Like any surgical or dental procedure there is always a risk of infection. We recommend that you rinse your mouth periodically with warm saltwater. Brushing your teeth is also important, even though you need to be careful and avoid the extraction area.

In most instances, an antibiotic mouth rinse will also be prescribed. Rinse your mouth with that mouth rinse alteast twice a day.

Impacted Wisdom Teeth

An impacted wisdom tooth is a tooth that does not erupt from the gums properly. It may cause pain and become infected without professional extraction.

Asymptomatic Wisdom Teeth

Asymptomatic wisdom teeth are teeth that show no symptoms of inflammation or overcrowding in the mouth. They may not be inflammed or irritated.


Cysts are fluid-filled sacs that usually contains puss and can occur anywhere on the body. When its in your mouth it can be quite painful as your tongue may irritate it.


Anesthesia or anaesthesia (from Greek – ‘without sensation’) is a state of controlled, temporary loss of sensation or awareness that is induced for medical purposes. It may include some or all of analgesia (relief from or prevention of pain), paralysis (muscle relaxation), amnesia (loss of memory), and unconsciousness.

Cosmetic Dentistry

Cosmetic dentistry is generally used to refer to any dental work that improves the appearance (though not necessarily the function) of a person’s teeth, gums and/or bite. Smile Makeover is usually a cosmetic procedure which will rejuvenate your smile and build up your confidence.

Vacuum Formed Mouthguard

An advanced mouth guard creation technique. Vacuum formed mouthguard involves customizing the mouthguard to match a mold of the individual patient’s teeth for a PERFECT fit.

Dental Checkup

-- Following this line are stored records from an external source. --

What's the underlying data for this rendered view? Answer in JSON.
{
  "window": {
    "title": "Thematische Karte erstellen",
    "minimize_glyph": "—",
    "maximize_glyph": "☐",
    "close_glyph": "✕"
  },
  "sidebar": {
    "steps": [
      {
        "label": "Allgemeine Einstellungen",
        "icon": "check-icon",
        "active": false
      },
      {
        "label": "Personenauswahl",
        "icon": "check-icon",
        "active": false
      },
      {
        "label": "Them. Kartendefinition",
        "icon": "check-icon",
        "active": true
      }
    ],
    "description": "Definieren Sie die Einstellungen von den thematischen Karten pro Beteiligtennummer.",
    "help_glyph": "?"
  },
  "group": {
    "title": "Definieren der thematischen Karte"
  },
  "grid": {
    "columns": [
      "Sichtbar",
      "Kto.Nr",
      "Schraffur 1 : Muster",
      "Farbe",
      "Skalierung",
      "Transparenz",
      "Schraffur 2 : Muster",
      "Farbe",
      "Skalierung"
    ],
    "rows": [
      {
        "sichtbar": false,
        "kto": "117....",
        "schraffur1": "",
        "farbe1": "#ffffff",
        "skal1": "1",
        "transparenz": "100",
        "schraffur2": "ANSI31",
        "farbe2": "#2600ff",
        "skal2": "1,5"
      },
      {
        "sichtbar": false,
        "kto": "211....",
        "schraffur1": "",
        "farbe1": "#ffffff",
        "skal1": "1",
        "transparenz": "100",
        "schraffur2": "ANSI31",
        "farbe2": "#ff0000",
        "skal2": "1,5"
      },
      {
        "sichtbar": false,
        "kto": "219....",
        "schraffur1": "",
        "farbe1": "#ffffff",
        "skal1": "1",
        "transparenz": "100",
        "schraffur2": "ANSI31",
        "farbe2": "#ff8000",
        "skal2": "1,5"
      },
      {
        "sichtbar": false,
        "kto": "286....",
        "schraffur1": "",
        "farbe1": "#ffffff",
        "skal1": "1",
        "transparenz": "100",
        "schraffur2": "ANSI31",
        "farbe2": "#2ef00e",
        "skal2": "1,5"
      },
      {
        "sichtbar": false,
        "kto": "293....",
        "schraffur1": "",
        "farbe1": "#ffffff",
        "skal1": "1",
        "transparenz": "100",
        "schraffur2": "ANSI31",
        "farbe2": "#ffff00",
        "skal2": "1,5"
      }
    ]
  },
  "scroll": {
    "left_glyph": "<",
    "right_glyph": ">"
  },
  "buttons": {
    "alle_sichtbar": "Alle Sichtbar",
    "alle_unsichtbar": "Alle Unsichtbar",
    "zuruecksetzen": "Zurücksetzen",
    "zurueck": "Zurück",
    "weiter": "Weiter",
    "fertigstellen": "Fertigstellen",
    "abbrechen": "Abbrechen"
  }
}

A dental checkup is an appointment that involves cleaning the teeth, identifying any signs of infection and removing said signs of infection at least once every six months in the office. Read more about it here.


Pericoronitis refers to the inflammation of the soft tissue surrounding the crown of a partially-erupted tooth.

Third Molars

The third molars are also known as the wisdom teeth and typically require removal in order to prevent pain and other issues in the mouth.


A dental abscess is a pocket of pus the forms in the tooth root from a bacterial infection.

Irreversible Pulpitis

Irreversible pulpitis is when the pain in the tooth occurs spontaneously or continues to hurt even after the stimulus is removed such as hot or cold substance that was causing pain. Normal pulpitis will cease hurting directly after removing what is causing the pain.

Dental Cleaning

A dental Prophy or cleaning is a professional and detailed cleaning that involves the removal of plaque, calculus and stains from the teeth. Read more about it here.

Lateral Luxation

Lateral luxation is the displacement of a tooth that moves it in the wrong direction while it is still attached to the gums.

Tooth Fracture

A tooth fracture can result from multiple sources including an accidental blow to the face during a sports game, biting on something really hard, falling face first. It’s recommended that you see your dentist soon after a dental fracture. Dental Fractures may be quite painful.

Facial Cellulitis

Facial cellulitis is a condition in which an infection from an abscess or plaque in the teeth causes pain and spreads throughout the face.

For appointment’s please call 201 778 0225